__SUPPLIED INFORMATION__:
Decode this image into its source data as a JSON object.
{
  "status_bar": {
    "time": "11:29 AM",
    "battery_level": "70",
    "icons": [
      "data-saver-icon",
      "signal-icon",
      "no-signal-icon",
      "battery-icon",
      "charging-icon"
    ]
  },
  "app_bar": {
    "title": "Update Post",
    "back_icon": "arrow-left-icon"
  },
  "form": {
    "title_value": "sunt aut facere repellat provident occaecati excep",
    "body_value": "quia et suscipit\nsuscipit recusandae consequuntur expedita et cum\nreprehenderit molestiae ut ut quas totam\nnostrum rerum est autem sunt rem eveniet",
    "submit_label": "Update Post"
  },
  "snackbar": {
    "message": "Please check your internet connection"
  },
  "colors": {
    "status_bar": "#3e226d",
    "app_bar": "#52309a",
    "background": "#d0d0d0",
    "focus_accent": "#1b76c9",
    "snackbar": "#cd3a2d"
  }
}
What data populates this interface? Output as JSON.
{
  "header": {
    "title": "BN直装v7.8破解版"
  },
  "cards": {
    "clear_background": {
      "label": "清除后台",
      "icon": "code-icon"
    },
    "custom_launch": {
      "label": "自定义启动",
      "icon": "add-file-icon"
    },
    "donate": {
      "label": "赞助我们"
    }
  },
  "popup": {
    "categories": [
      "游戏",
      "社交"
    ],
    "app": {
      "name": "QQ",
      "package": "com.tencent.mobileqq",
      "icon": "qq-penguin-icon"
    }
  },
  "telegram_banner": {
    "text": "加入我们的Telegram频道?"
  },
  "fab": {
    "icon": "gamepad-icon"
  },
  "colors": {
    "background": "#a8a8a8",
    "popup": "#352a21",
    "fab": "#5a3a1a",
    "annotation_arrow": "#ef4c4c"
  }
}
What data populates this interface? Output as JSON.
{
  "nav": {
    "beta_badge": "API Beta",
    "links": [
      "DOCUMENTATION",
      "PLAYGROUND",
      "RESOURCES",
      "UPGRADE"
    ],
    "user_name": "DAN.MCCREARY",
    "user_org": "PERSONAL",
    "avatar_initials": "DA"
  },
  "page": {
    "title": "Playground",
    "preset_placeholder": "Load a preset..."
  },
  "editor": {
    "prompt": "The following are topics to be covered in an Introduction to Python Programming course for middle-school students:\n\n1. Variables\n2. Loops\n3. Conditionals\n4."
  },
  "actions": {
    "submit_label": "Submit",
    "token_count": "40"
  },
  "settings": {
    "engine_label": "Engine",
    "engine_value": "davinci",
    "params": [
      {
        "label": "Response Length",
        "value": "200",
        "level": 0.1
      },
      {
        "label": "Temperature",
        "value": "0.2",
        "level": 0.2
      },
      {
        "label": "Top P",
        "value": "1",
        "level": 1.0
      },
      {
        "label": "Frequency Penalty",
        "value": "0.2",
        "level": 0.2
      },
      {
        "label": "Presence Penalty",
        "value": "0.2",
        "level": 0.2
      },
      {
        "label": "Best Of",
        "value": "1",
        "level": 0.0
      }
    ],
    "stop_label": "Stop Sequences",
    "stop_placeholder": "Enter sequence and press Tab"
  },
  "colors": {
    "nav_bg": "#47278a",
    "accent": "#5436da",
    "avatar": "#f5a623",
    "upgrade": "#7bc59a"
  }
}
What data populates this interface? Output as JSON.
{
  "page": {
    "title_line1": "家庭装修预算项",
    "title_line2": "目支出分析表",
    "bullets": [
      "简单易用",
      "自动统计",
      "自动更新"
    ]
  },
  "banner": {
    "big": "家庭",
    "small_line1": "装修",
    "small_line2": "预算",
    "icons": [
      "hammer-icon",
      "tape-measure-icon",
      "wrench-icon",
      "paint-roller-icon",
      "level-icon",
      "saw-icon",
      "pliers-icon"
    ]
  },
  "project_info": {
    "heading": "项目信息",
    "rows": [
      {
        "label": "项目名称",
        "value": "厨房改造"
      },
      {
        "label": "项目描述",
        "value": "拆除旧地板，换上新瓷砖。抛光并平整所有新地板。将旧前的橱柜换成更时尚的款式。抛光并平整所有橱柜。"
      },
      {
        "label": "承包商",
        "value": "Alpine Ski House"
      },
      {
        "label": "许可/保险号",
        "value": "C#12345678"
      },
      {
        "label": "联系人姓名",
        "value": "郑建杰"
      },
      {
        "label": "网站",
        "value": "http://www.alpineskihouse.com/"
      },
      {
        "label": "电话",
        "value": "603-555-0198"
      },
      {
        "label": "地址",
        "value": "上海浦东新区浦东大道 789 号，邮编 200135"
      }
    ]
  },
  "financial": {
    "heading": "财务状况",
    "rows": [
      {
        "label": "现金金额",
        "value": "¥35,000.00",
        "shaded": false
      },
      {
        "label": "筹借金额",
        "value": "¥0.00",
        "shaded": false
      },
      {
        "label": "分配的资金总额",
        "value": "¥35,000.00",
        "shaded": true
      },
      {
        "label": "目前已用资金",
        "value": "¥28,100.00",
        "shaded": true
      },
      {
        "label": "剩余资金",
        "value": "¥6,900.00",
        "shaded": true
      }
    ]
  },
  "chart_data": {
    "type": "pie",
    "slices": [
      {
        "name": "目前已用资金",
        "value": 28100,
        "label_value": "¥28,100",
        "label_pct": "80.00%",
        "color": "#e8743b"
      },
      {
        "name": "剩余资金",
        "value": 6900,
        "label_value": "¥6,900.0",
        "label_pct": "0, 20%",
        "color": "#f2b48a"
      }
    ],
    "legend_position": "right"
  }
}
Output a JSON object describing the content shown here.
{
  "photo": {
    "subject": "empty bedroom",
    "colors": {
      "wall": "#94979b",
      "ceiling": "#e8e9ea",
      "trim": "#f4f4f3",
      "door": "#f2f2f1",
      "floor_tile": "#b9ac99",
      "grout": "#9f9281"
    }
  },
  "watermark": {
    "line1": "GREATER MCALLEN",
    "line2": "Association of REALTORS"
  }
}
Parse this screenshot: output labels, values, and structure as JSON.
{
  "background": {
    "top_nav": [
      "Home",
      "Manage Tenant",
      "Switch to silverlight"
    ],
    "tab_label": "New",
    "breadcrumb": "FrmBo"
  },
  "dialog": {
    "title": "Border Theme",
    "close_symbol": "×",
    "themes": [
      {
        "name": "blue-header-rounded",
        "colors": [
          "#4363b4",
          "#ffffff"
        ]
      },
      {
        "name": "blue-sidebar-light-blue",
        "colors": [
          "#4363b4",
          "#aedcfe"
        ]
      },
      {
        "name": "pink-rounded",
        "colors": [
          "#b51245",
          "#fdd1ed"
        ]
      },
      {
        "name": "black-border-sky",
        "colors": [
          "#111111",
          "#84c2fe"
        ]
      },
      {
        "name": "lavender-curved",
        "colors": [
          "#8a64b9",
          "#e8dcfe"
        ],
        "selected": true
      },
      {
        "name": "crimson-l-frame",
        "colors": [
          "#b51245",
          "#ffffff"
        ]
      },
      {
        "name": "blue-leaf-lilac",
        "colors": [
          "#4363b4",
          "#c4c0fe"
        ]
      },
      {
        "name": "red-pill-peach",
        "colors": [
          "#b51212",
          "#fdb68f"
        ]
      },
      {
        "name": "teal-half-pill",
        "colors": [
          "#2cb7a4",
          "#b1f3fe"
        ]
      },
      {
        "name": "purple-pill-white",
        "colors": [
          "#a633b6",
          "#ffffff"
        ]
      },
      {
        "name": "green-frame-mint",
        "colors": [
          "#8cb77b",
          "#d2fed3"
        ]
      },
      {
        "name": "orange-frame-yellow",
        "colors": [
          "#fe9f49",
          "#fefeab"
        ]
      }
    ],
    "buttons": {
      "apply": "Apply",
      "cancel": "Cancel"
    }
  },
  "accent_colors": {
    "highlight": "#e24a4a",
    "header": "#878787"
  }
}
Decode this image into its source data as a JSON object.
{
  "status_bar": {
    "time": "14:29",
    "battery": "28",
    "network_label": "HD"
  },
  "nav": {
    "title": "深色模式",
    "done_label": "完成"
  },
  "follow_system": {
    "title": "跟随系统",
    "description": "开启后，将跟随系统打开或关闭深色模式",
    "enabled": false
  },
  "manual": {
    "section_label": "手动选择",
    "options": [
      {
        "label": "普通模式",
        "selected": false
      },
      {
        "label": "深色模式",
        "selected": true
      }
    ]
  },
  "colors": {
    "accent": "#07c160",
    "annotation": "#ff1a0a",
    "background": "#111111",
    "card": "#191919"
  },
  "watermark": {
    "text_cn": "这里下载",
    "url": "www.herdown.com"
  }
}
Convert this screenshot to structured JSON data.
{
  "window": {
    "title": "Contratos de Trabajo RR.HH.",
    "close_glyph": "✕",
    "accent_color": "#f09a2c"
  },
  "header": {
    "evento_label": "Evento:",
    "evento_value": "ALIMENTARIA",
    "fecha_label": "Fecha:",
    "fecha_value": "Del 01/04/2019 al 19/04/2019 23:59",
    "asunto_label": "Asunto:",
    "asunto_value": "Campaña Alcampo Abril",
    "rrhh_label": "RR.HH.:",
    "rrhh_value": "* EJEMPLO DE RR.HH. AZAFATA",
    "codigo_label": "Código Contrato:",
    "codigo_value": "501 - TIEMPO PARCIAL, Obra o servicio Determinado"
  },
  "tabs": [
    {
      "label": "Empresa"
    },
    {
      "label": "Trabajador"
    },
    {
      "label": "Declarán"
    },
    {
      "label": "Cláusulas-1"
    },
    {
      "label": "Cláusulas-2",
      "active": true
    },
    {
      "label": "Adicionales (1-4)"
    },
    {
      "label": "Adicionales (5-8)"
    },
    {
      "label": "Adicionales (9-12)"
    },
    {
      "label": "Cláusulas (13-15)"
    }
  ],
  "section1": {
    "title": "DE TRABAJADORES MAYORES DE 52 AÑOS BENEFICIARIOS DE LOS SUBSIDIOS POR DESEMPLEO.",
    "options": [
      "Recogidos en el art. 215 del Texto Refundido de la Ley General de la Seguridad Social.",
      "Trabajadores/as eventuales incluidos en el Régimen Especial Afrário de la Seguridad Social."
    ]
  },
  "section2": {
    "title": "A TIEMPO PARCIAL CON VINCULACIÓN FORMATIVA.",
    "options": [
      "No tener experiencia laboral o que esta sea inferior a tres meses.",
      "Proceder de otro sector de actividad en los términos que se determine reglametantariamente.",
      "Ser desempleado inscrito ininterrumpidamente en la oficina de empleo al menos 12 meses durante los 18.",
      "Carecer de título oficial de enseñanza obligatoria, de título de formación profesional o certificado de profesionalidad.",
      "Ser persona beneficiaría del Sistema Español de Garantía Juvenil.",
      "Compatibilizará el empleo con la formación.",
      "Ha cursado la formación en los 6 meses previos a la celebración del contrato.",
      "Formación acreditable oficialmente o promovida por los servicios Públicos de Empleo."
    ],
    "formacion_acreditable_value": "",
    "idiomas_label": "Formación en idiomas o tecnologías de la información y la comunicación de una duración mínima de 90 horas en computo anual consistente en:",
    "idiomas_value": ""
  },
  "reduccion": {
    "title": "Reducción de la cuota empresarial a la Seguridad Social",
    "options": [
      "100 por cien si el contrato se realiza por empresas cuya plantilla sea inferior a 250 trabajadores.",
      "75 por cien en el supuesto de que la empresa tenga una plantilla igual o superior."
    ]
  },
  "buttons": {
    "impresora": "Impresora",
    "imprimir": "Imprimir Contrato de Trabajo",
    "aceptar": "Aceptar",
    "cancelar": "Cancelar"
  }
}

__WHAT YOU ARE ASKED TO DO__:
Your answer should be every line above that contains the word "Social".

__EXERCISE SOLUTION__:
      "Recogidos en el art. 215 del Texto Refundido de la Ley General de la Seguridad Social.",
      "Trabajadores/as eventuales incluidos en el Régimen Especial Afrário de la Seguridad Social."
    "title": "Reducción de la cuota empresarial a la Seguridad Social",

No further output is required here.